Hi there! 👋
Someone from our team probably linked you here to share more about how we think about meetings and time.
Our primary focus is solving the metabolic health crisis – but ****we're also building a remote-first company from the ground up. That means we're doing things a little differently than most companies.
We're an all-remote team, with members distributed in timezones across Canada, the United States, Europe, and Latin America.
Everyone on our team works whenever and wherever is most conducive for them. Designing this culture creates many benefits for our team members and partners, but requires effort to maintain.
Synchronous time is expensive
Since we don't have an office and can't rely on everyone being in the same place at the same time, we tend to lean on asynchronous processes instead of synchronous meetings**.**
We keep meetings of all kinds to a minimum, both inside and outside of the company. Recurring status meetings were the first to go when we set out to build this culture, and we've set a very high bar for scheduling ad-hoc meetings.
We've been surprised at how effective work can still be without those meetings, and we hope you find the benefits of working with us in this way, too.
If someone asks for a meeting that might be better suited with asynchronous work, consider writing them back with something like, "My synchronous time for meetings is pretty limited the next couple weeks.
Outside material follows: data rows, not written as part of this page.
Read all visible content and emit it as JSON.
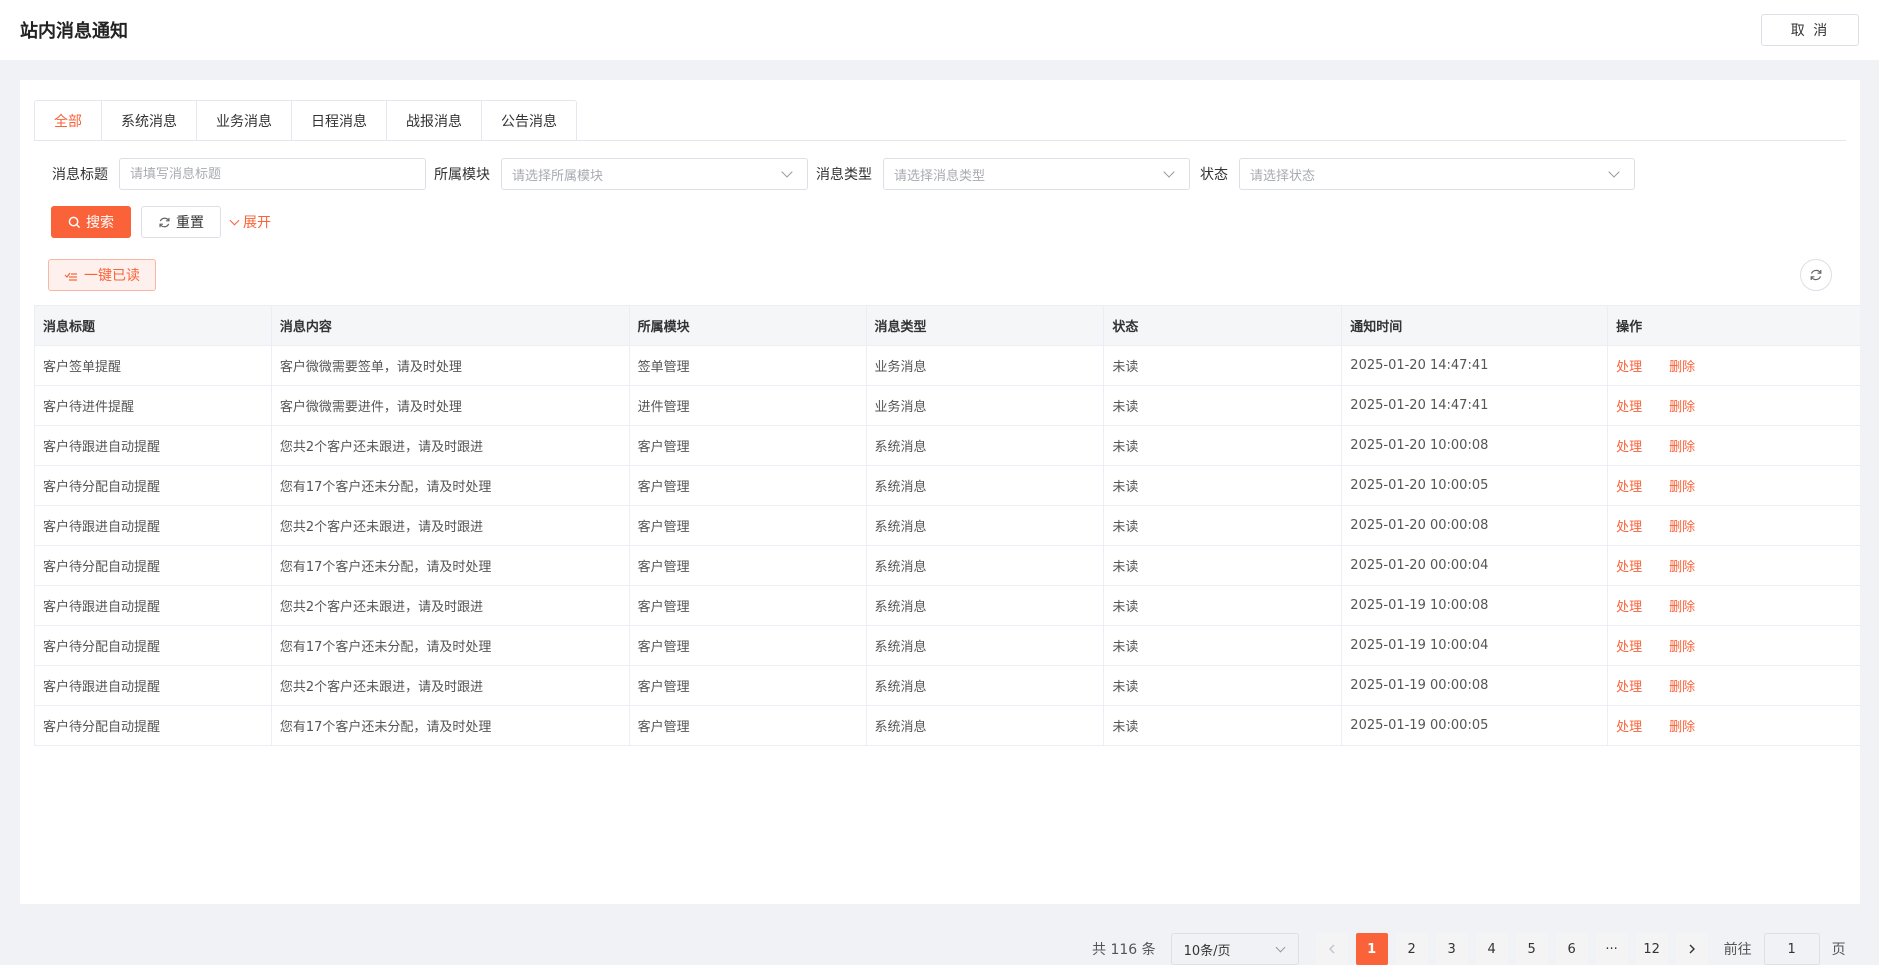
{
  "header": {
    "title": "站内消息通知",
    "cancel_label": "取 消"
  },
  "tabs": [
    "全部",
    "系统消息",
    "业务消息",
    "日程消息",
    "战报消息",
    "公告消息"
  ],
  "active_tab": 0,
  "filters": {
    "title_label": "消息标题",
    "title_placeholder": "请填写消息标题",
    "module_label": "所属模块",
    "module_placeholder": "请选择所属模块",
    "type_label": "消息类型",
    "type_placeholder": "请选择消息类型",
    "status_label": "状态",
    "status_placeholder": "请选择状态"
  },
  "actions": {
    "search": "搜索",
    "reset": "重置",
    "expand": "展开",
    "read_all": "一键已读"
  },
  "table": {
    "headers": [
      "消息标题",
      "消息内容",
      "所属模块",
      "消息类型",
      "状态",
      "通知时间",
      "操作"
    ],
    "op_handle": "处理",
    "op_delete": "删除",
    "rows": [
      [
        "客户签单提醒",
        "客户微微需要签单，请及时处理",
        "签单管理",
        "业务消息",
        "未读",
        "2025-01-20 14:47:41"
      ],
      [
        "客户待进件提醒",
        "客户微微需要进件，请及时处理",
        "进件管理",
        "业务消息",
        "未读",
        "2025-01-20 14:47:41"
      ],
      [
        "客户待跟进自动提醒",
        "您共2个客户还未跟进，请及时跟进",
        "客户管理",
        "系统消息",
        "未读",
        "2025-01-20 10:00:08"
      ],
      [
        "客户待分配自动提醒",
        "您有17个客户还未分配，请及时处理",
        "客户管理",
        "系统消息",
        "未读",
        "2025-01-20 10:00:05"
      ],
      [
        "客户待跟进自动提醒",
        "您共2个客户还未跟进，请及时跟进",
        "客户管理",
        "系统消息",
        "未读",
        "2025-01-20 00:00:08"
      ],
      [
        "客户待分配自动提醒",
        "您有17个客户还未分配，请及时处理",
        "客户管理",
        "系统消息",
        "未读",
        "2025-01-20 00:00:04"
      ],
      [
        "客户待跟进自动提醒",
        "您共2个客户还未跟进，请及时跟进",
        "客户管理",
        "系统消息",
        "未读",
        "2025-01-19 10:00:08"
      ],
      [
        "客户待分配自动提醒",
        "您有17个客户还未分配，请及时处理",
        "客户管理",
        "系统消息",
        "未读",
        "2025-01-19 10:00:04"
      ],
      [
        "客户待跟进自动提醒",
        "您共2个客户还未跟进，请及时跟进",
        "客户管理",
        "系统消息",
        "未读",
        "2025-01-19 00:00:08"
      ],
      [
        "客户待分配自动提醒",
        "您有17个客户还未分配，请及时处理",
        "客户管理",
        "系统消息",
        "未读",
        "2025-01-19 00:00:05"
      ]
    ]
  },
  "pagination": {
    "total_text": "共 116 条",
    "page_size": "10条/页",
    "pages": [
      "1",
      "2",
      "3",
      "4",
      "5",
      "6",
      "···",
      "12"
    ],
    "current": "1",
    "goto_label": "前往",
    "goto_value": "1",
    "page_suffix": "页"
  },
  "colors": {
    "accent": "#fa6239",
    "accent_light": "#fef0ec"
  }
}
Mind if we trade some notes by email to start?"
So, what do you do instead?*
Rather than schedule meetings as our default for coordinating on projects and discussing information internally, we resort to three processes that suit this workflow. They include:
Here's an example of a Memo
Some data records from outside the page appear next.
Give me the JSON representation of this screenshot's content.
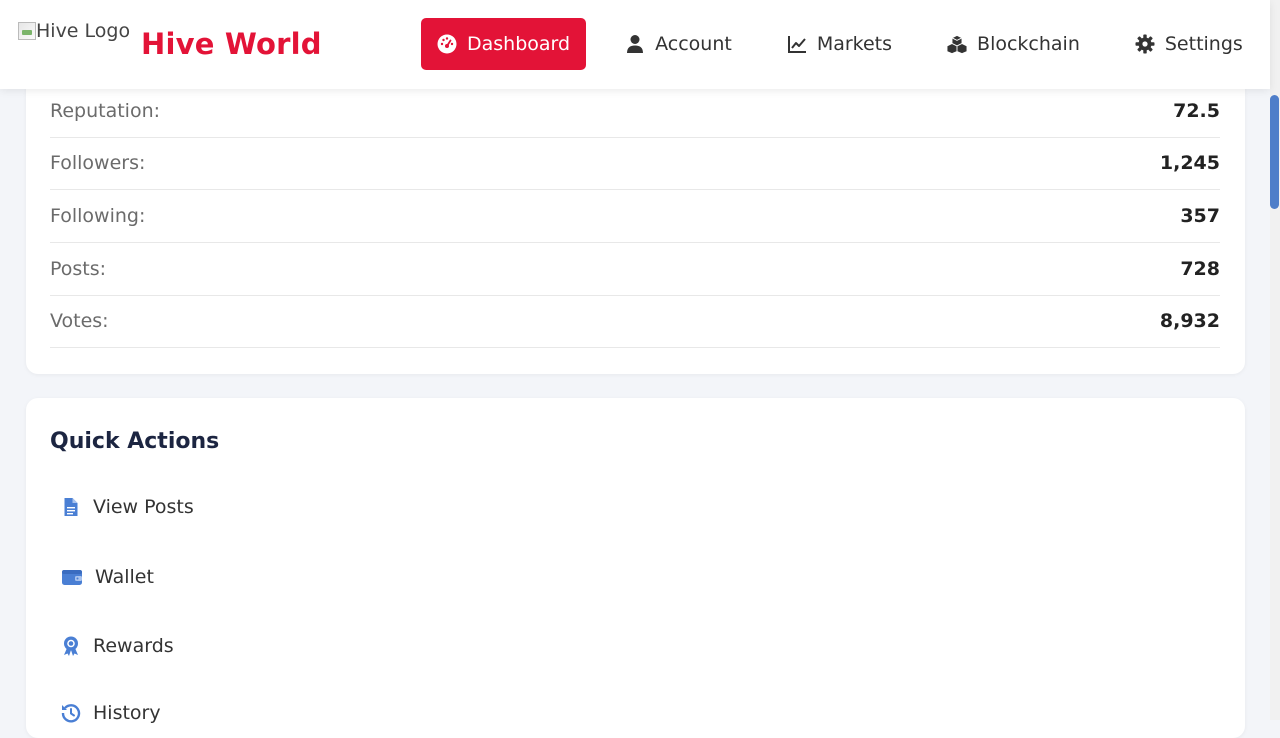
{
  "header": {
    "logo_alt": "Hive Logo",
    "brand": "Hive World",
    "brand_color": "#e31337"
  },
  "nav": {
    "items": [
      {
        "label": "Dashboard",
        "icon": "dashboard-gauge-icon",
        "active": true
      },
      {
        "label": "Account",
        "icon": "user-icon",
        "active": false
      },
      {
        "label": "Markets",
        "icon": "line-chart-icon",
        "active": false
      },
      {
        "label": "Blockchain",
        "icon": "cubes-icon",
        "active": false
      },
      {
        "label": "Settings",
        "icon": "gear-icon",
        "active": false
      }
    ]
  },
  "stats": {
    "rows": [
      {
        "label": "Reputation:",
        "value": "72.5"
      },
      {
        "label": "Followers:",
        "value": "1,245"
      },
      {
        "label": "Following:",
        "value": "357"
      },
      {
        "label": "Posts:",
        "value": "728"
      },
      {
        "label": "Votes:",
        "value": "8,932"
      }
    ]
  },
  "quick_actions": {
    "title": "Quick Actions",
    "items": [
      {
        "label": "View Posts",
        "icon": "file-text-icon"
      },
      {
        "label": "Wallet",
        "icon": "wallet-icon"
      },
      {
        "label": "Rewards",
        "icon": "award-icon"
      },
      {
        "label": "History",
        "icon": "history-icon"
      }
    ],
    "icon_color": "#4a7fd4"
  }
}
Levels Press Strategy - July 2020
****The purpose of this document was to get alignment around how we approach press at Levels.
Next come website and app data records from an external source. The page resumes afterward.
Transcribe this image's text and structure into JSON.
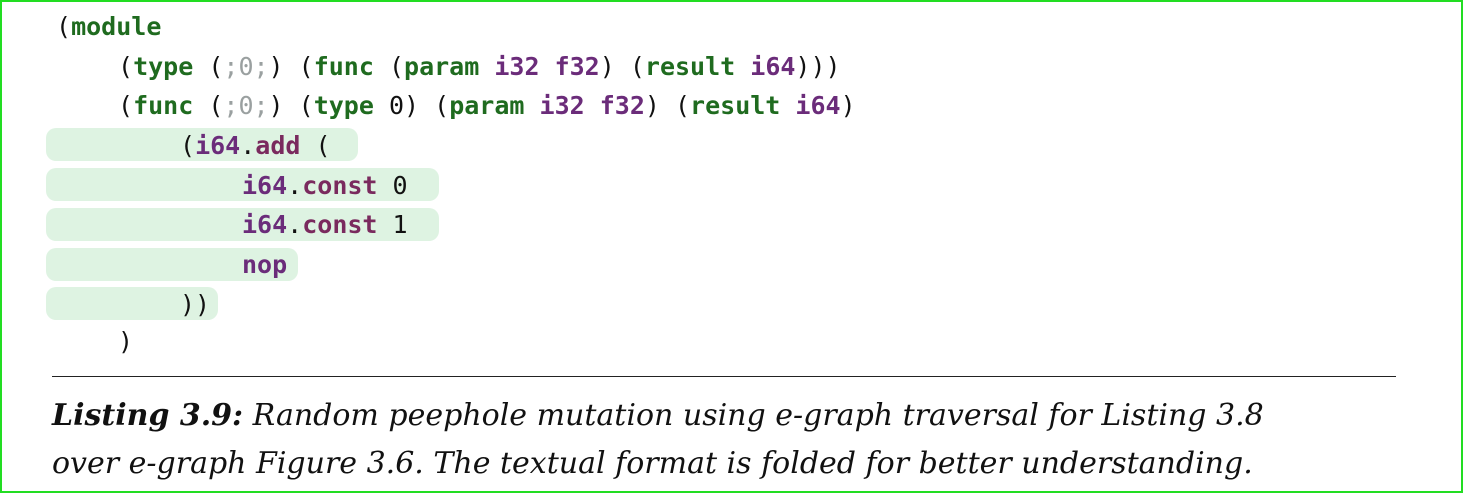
{
  "listing": {
    "lines": [
      [
        "(",
        "module"
      ],
      [
        "(",
        "type",
        " (",
        ";0;",
        ") (",
        "func",
        " (",
        "param",
        " ",
        "i32",
        " ",
        "f32",
        ") (",
        "result",
        " ",
        "i64",
        ")))"
      ],
      [
        "(",
        "func",
        " (",
        ";0;",
        ") (",
        "type",
        " 0) (",
        "param",
        " ",
        "i32",
        " ",
        "f32",
        ") (",
        "result",
        " ",
        "i64",
        ")"
      ],
      [
        "(",
        "i64",
        ".",
        "add",
        " ("
      ],
      [
        "i64",
        ".",
        "const",
        " 0"
      ],
      [
        "i64",
        ".",
        "const",
        " 1"
      ],
      [
        "nop"
      ],
      [
        "))"
      ],
      [
        ")"
      ]
    ]
  },
  "colors": {
    "frame_border": "#22dd22",
    "highlight": "#def3e2",
    "keyword": "#1f6b1f",
    "type": "#6b2c7a",
    "comment": "#9aa0a0"
  },
  "caption": {
    "label": "Listing 3.9:",
    "text_line1": " Random peephole mutation using e-graph traversal for Listing 3.8",
    "text_line2": "over e-graph Figure 3.6. The textual format is folded for better understanding."
  }
}
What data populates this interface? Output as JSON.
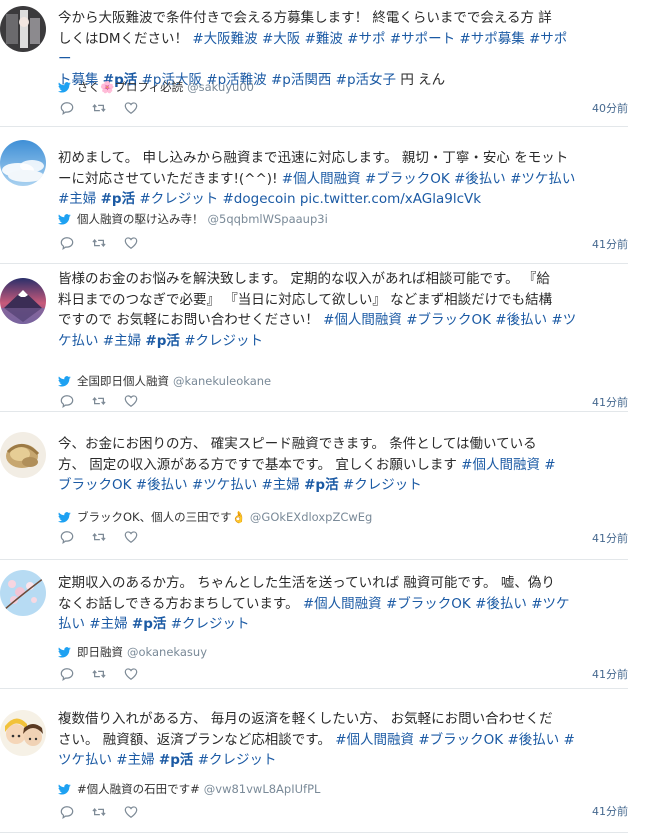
{
  "tweets": [
    {
      "text_lines": [
        [
          {
            "t": "今から大阪難波で条件付きで会える方募集します！ 終電くらいまでで会える方 詳"
          }
        ],
        [
          {
            "t": "しくはDMください！ "
          },
          {
            "tag": "#大阪難波"
          },
          {
            "t": " "
          },
          {
            "tag": "#大阪"
          },
          {
            "t": " "
          },
          {
            "tag": "#難波"
          },
          {
            "t": " "
          },
          {
            "tag": "#サポ"
          },
          {
            "t": " "
          },
          {
            "tag": "#サポート"
          },
          {
            "t": " "
          },
          {
            "tag": "#サポ募集"
          },
          {
            "t": " "
          },
          {
            "tag": "#サポー"
          }
        ],
        [
          {
            "tag": "ト募集"
          },
          {
            "t": " "
          },
          {
            "tag": "#p活",
            "bold": true
          },
          {
            "t": " "
          },
          {
            "tag": "#p活大阪"
          },
          {
            "t": " "
          },
          {
            "tag": "#p活難波"
          },
          {
            "t": " "
          },
          {
            "tag": "#p活関西"
          },
          {
            "t": " "
          },
          {
            "tag": "#p活女子"
          },
          {
            "t": " 円 えん"
          }
        ]
      ],
      "name": "さく🌸プロフィ必読",
      "handle": "@sakuyu00",
      "time": "40分前",
      "avatar": "dark-photo"
    },
    {
      "text_lines": [
        [
          {
            "t": "初めまして。 申し込みから融資まで迅速に対応します。 親切・丁寧・安心 をモット"
          }
        ],
        [
          {
            "t": "ーに対応させていただきます!(^^)! "
          },
          {
            "tag": "#個人間融資"
          },
          {
            "t": " "
          },
          {
            "tag": "#ブラックOK"
          },
          {
            "t": " "
          },
          {
            "tag": "#後払い"
          },
          {
            "t": " "
          },
          {
            "tag": "#ツケ払い"
          }
        ],
        [
          {
            "tag": "#主婦"
          },
          {
            "t": " "
          },
          {
            "tag": "#p活",
            "bold": true
          },
          {
            "t": " "
          },
          {
            "tag": "#クレジット"
          },
          {
            "t": " "
          },
          {
            "tag": "#dogecoin"
          },
          {
            "t": " "
          },
          {
            "tag": "pic.twitter.com/xAGla9lcVk"
          }
        ]
      ],
      "name": "個人融資の駆け込み寺！",
      "handle": "@5qqbmlWSpaaup3i",
      "time": "41分前",
      "avatar": "sky"
    },
    {
      "text_lines": [
        [
          {
            "t": "皆様のお金のお悩みを解決致します。 定期的な収入があれば相談可能です。 『給"
          }
        ],
        [
          {
            "t": "料日までのつなぎで必要』 『当日に対応して欲しい』 などまず相談だけでも結構"
          }
        ],
        [
          {
            "t": "ですので お気軽にお問い合わせください！ "
          },
          {
            "tag": "#個人間融資"
          },
          {
            "t": " "
          },
          {
            "tag": "#ブラックOK"
          },
          {
            "t": " "
          },
          {
            "tag": "#後払い"
          },
          {
            "t": " "
          },
          {
            "tag": "#ツ"
          }
        ],
        [
          {
            "tag": "ケ払い"
          },
          {
            "t": " "
          },
          {
            "tag": "#主婦"
          },
          {
            "t": " "
          },
          {
            "tag": "#p活",
            "bold": true
          },
          {
            "t": " "
          },
          {
            "tag": "#クレジット"
          }
        ]
      ],
      "name": "全国即日個人融資",
      "handle": "@kanekuleokane",
      "time": "41分前",
      "avatar": "fuji"
    },
    {
      "text_lines": [
        [
          {
            "t": "今、お金にお困りの方、 確実スピード融資できます。 条件としては働いている"
          }
        ],
        [
          {
            "t": "方、 固定の収入源がある方ですで基本です。 宜しくお願いします "
          },
          {
            "tag": "#個人間融資"
          },
          {
            "t": " "
          },
          {
            "tag": "#"
          }
        ],
        [
          {
            "tag": "ブラックOK"
          },
          {
            "t": " "
          },
          {
            "tag": "#後払い"
          },
          {
            "t": " "
          },
          {
            "tag": "#ツケ払い"
          },
          {
            "t": " "
          },
          {
            "tag": "#主婦"
          },
          {
            "t": " "
          },
          {
            "tag": "#p活",
            "bold": true
          },
          {
            "t": " "
          },
          {
            "tag": "#クレジット"
          }
        ]
      ],
      "name": "ブラックOK、個人の三田です👌",
      "handle": "@GOkEXdloxpZCwEg",
      "time": "41分前",
      "avatar": "gold"
    },
    {
      "text_lines": [
        [
          {
            "t": "定期収入のあるか方。 ちゃんとした生活を送っていれば 融資可能です。 嘘、偽り"
          }
        ],
        [
          {
            "t": "なくお話しできる方おまちしています。 "
          },
          {
            "tag": "#個人間融資"
          },
          {
            "t": " "
          },
          {
            "tag": "#ブラックOK"
          },
          {
            "t": " "
          },
          {
            "tag": "#後払い"
          },
          {
            "t": " "
          },
          {
            "tag": "#ツケ"
          }
        ],
        [
          {
            "tag": "払い"
          },
          {
            "t": " "
          },
          {
            "tag": "#主婦"
          },
          {
            "t": " "
          },
          {
            "tag": "#p活",
            "bold": true
          },
          {
            "t": " "
          },
          {
            "tag": "#クレジット"
          }
        ]
      ],
      "name": "即日融資",
      "handle": "@okanekasuy",
      "time": "41分前",
      "avatar": "blossom"
    },
    {
      "text_lines": [
        [
          {
            "t": "複数借り入れがある方、 毎月の返済を軽くしたい方、 お気軽にお問い合わせくだ"
          }
        ],
        [
          {
            "t": "さい。 融資額、返済プランなど応相談です。 "
          },
          {
            "tag": "#個人間融資"
          },
          {
            "t": " "
          },
          {
            "tag": "#ブラックOK"
          },
          {
            "t": " "
          },
          {
            "tag": "#後払い"
          },
          {
            "t": " "
          },
          {
            "tag": "#"
          }
        ],
        [
          {
            "tag": "ツケ払い"
          },
          {
            "t": " "
          },
          {
            "tag": "#主婦"
          },
          {
            "t": " "
          },
          {
            "tag": "#p活",
            "bold": true
          },
          {
            "t": " "
          },
          {
            "tag": "#クレジット"
          }
        ]
      ],
      "name": "#個人融資の石田です#",
      "handle": "@vw81vwL8ApIUfPL",
      "time": "41分前",
      "avatar": "anime"
    }
  ],
  "icons": {
    "source": "twitter-bird-icon",
    "reply": "reply-icon",
    "retweet": "retweet-icon",
    "like": "heart-icon"
  },
  "colors": {
    "hashtag": "#1b5aa4",
    "bird": "#1da1f2",
    "time": "#46698f",
    "handle": "#7a8a98"
  }
}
****We put this together without a single meeting, and every person in the company had a chance to contribute to it. It only took a few hours of time to write, revise and ship, and it was completed from start to finish in two days.
Here's a Loom that was created in reply to an email requesting to meet. It didn't require any scheduling or waiting, and can be shared repeatedly.
****🤝 Request to Meet Loom Response
Sam Corcos, Levels CEO and co-founder, often gets asked to meet. When mentorship opportunities come up, he loves to act on them, but only has so much time to process all the requests. As such, he recorded a Loom for some students that were requesting to meet and learn about Levels.
Here's an example of a well-crafted email that we would send to our internal team
The email outlines a clear purpose, action, and timeline for next steps.
It is easy to digest for anyone who reads it, and there isn't confusion about what to do next.